Ranveer Singh’s Simmba is an all-out typical masala film and it does not shy away from being called that. It is packed with exaggerated fight sequences, slow-motion action scenes and randomly breaks into a song without an explanation. Simmba does everything to appeal to the masses. It tries to replicate the same template that made Singham such a massive success but where it misses the mark is crisp writing and engaging screenplay.
Simmba is very different from Singham. Ranveer Singh’s character, Sanghram Bhallerao aka Simmba, is a flawed one with twisted morals and a lust to earn money. He is often seen conning the common man and working closely with the goon of the area. Him turning a blind eye to the crimes in the state cost the life of a dear one and that’s what brings about his transformation. The story is so predictable that one can literally see Simmba’s redemption coming almost 20 minutes before it happens on screen. And when that happens the movie turns around on its head. It loses the light tone and adopts a more dark and a serious one.
But despite all its flaws, Simmba is roaring at the box-office, making huge numbers. And that’s majorly to do with the overly masculine portrayal of Ranveer Singh’s Simmba that everyone seems to be loving. The hypermasculinity is getting the admiration but it’s troubling to see that even in 2019 people feel that that is something to be proud of. The female characters in the film are reduced to mere eye candy or a mother or sister figure and one’s really left to think if Sara Ali Khan was even needed in the film? Her role, she does perfectly but it seems like her scenes were written during the shooting itself. Other than delivering loosely written dialogues and popping up for picturesque song sequences, she has absolutely nothing to do! A film that is desperately trying to cater to women-centric issues certainly misses the mark with involving them a bit more.

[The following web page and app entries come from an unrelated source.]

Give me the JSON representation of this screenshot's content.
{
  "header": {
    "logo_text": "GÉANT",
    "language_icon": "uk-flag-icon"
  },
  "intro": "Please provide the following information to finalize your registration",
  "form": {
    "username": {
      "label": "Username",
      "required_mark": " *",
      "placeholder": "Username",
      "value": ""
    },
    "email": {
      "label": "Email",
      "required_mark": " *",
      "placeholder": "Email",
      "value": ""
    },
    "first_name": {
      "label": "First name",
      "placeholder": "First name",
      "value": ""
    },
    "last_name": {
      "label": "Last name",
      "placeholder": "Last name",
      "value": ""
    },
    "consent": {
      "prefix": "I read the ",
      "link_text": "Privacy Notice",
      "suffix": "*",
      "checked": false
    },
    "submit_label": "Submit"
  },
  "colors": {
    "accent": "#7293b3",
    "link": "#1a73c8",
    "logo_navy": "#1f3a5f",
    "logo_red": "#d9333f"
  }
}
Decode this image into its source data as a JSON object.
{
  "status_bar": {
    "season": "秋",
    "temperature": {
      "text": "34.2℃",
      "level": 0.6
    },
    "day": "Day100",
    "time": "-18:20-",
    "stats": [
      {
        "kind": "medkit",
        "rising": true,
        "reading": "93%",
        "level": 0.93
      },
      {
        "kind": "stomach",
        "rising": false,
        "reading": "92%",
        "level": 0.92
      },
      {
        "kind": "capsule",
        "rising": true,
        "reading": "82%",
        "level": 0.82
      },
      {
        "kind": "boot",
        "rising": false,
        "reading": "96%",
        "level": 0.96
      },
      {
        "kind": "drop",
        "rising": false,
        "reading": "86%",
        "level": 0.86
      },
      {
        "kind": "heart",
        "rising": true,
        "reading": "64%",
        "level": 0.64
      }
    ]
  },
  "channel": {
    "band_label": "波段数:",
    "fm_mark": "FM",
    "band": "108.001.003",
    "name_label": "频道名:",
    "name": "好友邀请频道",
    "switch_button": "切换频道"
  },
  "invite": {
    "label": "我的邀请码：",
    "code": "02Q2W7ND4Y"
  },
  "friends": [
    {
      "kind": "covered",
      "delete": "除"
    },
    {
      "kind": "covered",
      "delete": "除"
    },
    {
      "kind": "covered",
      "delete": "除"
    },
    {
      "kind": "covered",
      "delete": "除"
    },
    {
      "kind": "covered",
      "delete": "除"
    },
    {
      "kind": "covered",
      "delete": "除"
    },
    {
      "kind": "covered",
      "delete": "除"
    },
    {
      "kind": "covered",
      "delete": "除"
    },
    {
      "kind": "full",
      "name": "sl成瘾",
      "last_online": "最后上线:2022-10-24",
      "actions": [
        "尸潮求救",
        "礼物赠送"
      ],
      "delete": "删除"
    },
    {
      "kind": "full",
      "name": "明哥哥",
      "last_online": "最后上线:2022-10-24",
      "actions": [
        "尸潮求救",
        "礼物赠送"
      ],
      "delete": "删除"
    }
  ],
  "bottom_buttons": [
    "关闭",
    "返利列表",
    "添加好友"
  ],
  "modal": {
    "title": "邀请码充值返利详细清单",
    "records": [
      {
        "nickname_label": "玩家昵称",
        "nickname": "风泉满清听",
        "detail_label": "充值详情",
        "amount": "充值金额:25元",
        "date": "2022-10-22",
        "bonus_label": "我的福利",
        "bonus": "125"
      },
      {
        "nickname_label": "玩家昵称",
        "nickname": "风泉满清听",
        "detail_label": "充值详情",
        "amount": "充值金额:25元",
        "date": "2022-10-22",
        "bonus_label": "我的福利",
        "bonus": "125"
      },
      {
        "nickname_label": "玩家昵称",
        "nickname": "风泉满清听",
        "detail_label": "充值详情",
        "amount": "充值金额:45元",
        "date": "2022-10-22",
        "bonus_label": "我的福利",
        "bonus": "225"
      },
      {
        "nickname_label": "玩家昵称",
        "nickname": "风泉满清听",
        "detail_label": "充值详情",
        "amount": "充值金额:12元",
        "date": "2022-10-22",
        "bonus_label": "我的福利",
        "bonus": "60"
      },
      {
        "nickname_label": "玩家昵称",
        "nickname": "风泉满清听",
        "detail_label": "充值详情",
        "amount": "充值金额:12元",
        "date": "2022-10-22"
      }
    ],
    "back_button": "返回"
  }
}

And that’s the thing, the whole template feels very predictable and redundant. A refreshed version of a typical 80’s film. The hero shows his recklessness, faces a life-changing situation and then kicks the ass of the goons. Is that what the Indian audiences still like to see? I am left wondering. On one hand, 2018 proved to be the year of content-driven films and on the other, it had cliched films like Simmba getting massive success. It could be due to Ranveer Singh’s compelling performance but I think it is mostly because of chauvinistic mindsets of the audiences.
The one weirdly interesting thing to watch out for is how Rohit Shetty is planning on creating an MCU style extended universe of vigilante cops. Nobody saw that one coming!